Clothed in stand collar uniforms and bustle dresses from the Victorian Era, each portrait is carefully directed to enhance the visual wonders of the models’ distinct physique. View the full gallery and info at Naruyama Gallery
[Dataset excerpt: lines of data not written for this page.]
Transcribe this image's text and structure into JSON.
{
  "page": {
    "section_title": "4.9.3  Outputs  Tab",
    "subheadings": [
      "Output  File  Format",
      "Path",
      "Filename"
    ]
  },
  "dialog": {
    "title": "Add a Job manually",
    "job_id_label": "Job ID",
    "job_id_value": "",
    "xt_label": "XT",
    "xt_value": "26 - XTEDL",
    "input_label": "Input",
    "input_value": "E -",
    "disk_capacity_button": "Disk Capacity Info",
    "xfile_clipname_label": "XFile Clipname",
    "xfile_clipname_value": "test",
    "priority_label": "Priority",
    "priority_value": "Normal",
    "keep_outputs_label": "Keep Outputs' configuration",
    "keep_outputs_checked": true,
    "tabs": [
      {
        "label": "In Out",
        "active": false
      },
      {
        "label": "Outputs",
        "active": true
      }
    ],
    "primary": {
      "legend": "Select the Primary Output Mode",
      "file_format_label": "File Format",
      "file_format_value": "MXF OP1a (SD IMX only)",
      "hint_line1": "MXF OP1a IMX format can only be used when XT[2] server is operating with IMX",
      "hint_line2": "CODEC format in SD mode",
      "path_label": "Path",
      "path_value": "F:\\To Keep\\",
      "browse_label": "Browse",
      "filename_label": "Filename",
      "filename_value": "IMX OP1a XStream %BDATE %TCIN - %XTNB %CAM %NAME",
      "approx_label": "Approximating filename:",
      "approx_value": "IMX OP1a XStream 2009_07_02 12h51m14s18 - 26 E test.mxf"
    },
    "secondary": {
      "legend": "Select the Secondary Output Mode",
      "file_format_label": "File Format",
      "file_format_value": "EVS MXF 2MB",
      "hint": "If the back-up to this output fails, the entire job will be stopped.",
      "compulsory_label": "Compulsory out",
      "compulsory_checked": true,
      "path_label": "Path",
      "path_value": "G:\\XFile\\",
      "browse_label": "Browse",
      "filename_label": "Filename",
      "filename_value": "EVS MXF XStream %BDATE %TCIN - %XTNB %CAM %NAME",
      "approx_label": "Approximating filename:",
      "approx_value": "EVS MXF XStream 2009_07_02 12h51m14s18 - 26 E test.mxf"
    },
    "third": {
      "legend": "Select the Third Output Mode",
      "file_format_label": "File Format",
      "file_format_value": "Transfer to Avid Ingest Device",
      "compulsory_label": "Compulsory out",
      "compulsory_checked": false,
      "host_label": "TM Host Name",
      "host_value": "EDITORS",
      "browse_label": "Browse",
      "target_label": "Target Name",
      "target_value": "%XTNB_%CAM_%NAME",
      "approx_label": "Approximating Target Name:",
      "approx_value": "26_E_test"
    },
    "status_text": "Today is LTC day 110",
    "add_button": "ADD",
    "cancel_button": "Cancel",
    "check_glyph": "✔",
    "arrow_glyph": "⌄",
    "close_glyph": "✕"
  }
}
Continue reading Photography: Glamorous Freaks From the 1800s